Ignition Coils

In order to be operated, internal combustion engines require a system able to ignite the mixture of air and gasoline which is put into the engine and gets compressed
inside of its cylinders. This is achieved by an electric spark that is set off in the spark plug, which ignites the mixture, thereby beginning combustion. There are
different elements in such systems: a set of coils (monocoils), ignition wires and DIS type coils.

There are different types of ignition, and each corresponds to a different type of ignition coil:
  • Conventional ignition (using a switch).
  • Electronic discharge of the ignition capacitator.
  • Contactless electronic ignition, also known as “transistorised” ignition.
  • Full electronic ignition. The DIS (direct ignition system) ignition system.
The ignition coil is an electromagnetic induction device, or inductor, that forms part of an Otto or Wankel cycle alternative internal combustion
engine’s ignition. It performs the function of raising the normal on-board voltage (6V, 12V or 24V, depending on each case) by a value approximately 1,000 times

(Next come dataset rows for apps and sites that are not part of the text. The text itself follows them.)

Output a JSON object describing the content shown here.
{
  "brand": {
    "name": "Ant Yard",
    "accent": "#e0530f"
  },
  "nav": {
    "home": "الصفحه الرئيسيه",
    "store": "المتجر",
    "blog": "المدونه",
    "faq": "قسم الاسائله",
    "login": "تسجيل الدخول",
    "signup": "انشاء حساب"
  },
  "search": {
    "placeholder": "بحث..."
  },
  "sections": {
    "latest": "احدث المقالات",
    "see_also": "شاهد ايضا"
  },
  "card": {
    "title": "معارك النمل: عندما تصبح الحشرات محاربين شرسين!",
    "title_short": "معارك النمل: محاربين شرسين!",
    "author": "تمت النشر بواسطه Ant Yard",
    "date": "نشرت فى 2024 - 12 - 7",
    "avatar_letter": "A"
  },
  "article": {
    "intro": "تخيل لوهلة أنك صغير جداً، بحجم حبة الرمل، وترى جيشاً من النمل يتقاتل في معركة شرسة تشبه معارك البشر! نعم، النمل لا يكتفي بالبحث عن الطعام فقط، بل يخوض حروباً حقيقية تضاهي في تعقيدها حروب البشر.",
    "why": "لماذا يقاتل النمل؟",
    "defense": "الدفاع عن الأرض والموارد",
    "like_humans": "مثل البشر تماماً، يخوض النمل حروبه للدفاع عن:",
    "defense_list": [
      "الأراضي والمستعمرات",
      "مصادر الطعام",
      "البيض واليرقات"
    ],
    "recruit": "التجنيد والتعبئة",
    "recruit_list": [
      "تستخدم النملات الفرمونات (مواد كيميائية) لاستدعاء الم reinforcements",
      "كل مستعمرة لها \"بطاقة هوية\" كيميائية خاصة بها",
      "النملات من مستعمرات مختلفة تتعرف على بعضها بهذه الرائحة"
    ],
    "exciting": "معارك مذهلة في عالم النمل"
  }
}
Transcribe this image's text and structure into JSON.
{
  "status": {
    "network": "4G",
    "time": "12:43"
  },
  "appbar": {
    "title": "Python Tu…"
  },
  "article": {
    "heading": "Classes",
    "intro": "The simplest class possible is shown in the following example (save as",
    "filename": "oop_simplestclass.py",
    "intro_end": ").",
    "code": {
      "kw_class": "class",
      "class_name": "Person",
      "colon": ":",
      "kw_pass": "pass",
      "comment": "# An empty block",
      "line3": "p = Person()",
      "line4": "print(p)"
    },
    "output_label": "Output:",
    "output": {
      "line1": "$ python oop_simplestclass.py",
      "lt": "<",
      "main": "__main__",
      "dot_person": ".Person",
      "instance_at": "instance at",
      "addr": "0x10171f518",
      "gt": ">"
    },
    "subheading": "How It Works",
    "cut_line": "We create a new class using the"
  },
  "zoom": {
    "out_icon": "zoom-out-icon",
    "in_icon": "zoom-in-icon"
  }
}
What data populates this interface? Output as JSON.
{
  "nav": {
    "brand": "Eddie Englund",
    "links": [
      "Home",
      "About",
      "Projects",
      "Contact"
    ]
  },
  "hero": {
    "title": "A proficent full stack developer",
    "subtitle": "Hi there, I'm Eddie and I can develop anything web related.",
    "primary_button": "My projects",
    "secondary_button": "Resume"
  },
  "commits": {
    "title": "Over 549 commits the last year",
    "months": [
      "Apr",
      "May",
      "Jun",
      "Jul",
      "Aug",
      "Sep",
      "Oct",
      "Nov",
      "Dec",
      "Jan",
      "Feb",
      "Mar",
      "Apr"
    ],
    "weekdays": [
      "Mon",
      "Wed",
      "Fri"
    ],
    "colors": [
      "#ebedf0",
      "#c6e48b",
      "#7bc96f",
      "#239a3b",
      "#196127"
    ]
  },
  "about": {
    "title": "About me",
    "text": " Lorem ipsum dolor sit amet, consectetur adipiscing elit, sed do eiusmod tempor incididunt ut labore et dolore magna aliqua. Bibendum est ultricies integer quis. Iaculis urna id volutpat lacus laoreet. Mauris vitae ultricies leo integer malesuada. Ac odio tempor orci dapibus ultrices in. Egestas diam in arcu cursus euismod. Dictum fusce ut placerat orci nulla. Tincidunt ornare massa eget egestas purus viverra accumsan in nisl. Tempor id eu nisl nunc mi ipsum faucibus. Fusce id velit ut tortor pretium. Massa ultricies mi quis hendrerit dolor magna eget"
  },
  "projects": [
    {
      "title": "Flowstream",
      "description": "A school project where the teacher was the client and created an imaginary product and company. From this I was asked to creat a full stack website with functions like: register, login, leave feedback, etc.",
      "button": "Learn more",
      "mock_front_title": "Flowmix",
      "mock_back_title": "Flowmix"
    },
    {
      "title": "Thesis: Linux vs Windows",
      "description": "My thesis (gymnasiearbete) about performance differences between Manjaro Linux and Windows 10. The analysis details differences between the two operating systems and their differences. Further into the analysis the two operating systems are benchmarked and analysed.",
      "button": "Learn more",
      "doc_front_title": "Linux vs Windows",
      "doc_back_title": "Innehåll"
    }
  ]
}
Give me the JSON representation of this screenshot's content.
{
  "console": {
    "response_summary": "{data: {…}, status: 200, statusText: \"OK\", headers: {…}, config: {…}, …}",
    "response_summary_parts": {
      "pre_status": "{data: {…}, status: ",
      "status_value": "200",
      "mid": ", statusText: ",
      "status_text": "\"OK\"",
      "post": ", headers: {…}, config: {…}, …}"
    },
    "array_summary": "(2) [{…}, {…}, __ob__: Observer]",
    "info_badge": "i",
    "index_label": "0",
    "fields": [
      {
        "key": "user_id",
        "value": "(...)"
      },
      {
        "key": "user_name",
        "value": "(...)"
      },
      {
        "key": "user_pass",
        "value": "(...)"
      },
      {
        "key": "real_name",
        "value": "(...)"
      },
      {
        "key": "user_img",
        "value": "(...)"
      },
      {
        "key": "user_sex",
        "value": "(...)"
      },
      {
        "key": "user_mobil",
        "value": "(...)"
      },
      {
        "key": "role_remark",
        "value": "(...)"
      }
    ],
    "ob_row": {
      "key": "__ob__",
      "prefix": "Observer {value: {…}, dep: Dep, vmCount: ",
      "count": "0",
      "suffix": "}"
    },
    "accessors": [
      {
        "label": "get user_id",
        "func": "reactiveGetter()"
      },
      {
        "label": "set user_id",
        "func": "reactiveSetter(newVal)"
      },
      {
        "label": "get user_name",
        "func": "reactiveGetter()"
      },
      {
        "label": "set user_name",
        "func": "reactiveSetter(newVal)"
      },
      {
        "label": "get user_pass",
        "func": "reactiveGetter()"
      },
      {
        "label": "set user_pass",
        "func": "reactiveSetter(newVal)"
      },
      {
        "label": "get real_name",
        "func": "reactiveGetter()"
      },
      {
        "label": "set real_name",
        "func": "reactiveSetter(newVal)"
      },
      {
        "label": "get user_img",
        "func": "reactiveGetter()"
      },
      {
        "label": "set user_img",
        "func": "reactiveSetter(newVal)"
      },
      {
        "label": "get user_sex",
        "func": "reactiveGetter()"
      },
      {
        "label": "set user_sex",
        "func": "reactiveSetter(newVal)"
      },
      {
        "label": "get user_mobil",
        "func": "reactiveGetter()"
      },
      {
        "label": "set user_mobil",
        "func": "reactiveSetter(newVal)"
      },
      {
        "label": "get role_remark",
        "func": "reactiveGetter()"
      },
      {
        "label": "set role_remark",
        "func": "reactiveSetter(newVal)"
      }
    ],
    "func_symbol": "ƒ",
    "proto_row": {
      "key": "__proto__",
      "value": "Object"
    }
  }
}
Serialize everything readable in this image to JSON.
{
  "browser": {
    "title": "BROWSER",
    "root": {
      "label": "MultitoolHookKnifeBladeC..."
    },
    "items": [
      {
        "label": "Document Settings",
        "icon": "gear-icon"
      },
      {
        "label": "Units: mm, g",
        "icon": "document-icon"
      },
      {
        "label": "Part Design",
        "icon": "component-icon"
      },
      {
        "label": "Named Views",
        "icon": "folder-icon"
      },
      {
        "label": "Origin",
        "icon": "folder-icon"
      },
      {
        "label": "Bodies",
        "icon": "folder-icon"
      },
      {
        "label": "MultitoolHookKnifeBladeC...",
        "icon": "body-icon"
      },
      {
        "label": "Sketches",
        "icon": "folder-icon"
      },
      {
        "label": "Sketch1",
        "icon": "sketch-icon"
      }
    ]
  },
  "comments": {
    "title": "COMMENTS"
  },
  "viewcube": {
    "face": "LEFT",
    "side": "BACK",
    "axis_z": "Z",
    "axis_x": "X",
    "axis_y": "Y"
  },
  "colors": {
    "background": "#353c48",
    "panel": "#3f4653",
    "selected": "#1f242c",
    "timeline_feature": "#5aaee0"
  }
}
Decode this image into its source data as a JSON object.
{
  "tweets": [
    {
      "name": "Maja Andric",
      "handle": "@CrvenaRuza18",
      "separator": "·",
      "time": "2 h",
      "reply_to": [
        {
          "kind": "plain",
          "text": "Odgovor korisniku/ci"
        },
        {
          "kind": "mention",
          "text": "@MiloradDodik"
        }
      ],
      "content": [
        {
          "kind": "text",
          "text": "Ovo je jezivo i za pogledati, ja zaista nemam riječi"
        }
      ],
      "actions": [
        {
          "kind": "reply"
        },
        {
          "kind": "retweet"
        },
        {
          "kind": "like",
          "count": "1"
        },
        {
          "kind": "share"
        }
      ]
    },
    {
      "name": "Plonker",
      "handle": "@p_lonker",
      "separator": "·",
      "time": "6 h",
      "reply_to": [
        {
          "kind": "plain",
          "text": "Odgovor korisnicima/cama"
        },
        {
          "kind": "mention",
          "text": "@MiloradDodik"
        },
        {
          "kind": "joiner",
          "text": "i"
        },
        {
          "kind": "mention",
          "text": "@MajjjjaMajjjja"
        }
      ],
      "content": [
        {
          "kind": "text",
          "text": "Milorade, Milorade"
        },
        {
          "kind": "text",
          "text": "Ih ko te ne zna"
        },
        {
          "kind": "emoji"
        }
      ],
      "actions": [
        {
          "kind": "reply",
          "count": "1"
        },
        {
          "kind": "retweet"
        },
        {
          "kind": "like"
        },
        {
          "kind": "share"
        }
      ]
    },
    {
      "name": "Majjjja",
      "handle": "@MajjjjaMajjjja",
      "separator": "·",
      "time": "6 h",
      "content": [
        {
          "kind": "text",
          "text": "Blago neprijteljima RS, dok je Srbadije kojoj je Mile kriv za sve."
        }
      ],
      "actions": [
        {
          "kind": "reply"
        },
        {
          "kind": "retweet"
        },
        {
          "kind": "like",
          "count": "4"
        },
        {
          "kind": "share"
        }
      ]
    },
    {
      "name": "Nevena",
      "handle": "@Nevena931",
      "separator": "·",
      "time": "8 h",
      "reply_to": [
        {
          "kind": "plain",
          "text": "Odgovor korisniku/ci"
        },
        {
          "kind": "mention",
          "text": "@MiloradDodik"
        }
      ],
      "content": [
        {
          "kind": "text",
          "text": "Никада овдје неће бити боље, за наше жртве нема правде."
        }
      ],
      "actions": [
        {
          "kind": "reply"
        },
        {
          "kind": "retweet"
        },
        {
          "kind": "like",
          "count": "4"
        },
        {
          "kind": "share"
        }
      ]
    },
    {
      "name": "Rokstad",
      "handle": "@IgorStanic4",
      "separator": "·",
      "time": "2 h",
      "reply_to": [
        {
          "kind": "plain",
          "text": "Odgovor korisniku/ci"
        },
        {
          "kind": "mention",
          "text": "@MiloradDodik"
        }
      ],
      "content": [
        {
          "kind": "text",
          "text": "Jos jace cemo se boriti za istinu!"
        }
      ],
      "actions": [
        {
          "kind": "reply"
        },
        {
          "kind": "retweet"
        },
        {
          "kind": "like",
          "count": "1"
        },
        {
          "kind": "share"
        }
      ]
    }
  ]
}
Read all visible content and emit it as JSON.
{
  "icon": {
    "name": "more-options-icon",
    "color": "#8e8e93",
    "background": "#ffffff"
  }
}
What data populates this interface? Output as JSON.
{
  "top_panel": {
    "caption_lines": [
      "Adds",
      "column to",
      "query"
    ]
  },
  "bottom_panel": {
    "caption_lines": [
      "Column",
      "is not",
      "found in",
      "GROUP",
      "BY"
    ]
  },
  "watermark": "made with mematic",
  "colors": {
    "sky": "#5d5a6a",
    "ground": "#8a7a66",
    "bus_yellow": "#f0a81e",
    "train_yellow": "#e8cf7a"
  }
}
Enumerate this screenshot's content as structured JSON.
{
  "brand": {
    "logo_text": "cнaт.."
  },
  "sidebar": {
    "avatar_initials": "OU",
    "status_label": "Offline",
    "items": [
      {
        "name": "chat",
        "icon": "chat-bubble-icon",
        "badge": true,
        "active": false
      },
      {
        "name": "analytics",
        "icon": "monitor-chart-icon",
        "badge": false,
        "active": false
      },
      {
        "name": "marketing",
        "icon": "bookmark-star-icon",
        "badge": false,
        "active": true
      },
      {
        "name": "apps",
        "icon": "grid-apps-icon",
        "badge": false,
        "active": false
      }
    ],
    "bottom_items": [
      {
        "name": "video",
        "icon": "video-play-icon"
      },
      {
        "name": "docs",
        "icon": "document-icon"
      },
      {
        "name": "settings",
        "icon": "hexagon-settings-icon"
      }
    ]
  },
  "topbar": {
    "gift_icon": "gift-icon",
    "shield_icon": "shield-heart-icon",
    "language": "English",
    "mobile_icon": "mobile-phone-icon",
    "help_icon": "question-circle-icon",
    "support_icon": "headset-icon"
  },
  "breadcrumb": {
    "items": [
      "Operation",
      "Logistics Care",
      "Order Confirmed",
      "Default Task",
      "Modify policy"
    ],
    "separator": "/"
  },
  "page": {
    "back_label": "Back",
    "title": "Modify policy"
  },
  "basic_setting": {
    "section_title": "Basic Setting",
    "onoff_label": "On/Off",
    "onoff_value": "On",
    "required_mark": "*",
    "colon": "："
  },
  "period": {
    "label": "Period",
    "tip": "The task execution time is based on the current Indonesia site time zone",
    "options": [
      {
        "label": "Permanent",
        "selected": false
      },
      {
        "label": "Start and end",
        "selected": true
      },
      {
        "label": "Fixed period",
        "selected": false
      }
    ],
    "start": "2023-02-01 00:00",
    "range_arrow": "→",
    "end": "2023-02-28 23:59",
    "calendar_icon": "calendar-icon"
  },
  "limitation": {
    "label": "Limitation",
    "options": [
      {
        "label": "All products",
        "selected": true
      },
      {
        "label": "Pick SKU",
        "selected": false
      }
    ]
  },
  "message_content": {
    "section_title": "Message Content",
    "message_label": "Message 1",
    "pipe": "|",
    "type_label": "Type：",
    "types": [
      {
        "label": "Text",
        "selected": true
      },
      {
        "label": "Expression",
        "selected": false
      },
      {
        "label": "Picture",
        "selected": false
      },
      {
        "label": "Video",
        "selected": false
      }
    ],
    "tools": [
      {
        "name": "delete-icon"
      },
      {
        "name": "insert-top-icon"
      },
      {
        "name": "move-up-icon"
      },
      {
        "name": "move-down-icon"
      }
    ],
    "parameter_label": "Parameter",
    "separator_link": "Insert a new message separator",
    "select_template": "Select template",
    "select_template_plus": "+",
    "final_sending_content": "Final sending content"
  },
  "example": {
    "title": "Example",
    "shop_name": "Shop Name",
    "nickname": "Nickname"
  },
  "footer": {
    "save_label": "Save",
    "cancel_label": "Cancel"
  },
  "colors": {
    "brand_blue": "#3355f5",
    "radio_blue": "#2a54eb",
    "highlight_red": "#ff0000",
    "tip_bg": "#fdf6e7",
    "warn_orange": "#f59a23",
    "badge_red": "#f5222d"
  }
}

greater in order to create the electric arc or spark in the spark plug, which allows for ignition of the air/fuel mixture in the combustion chamber.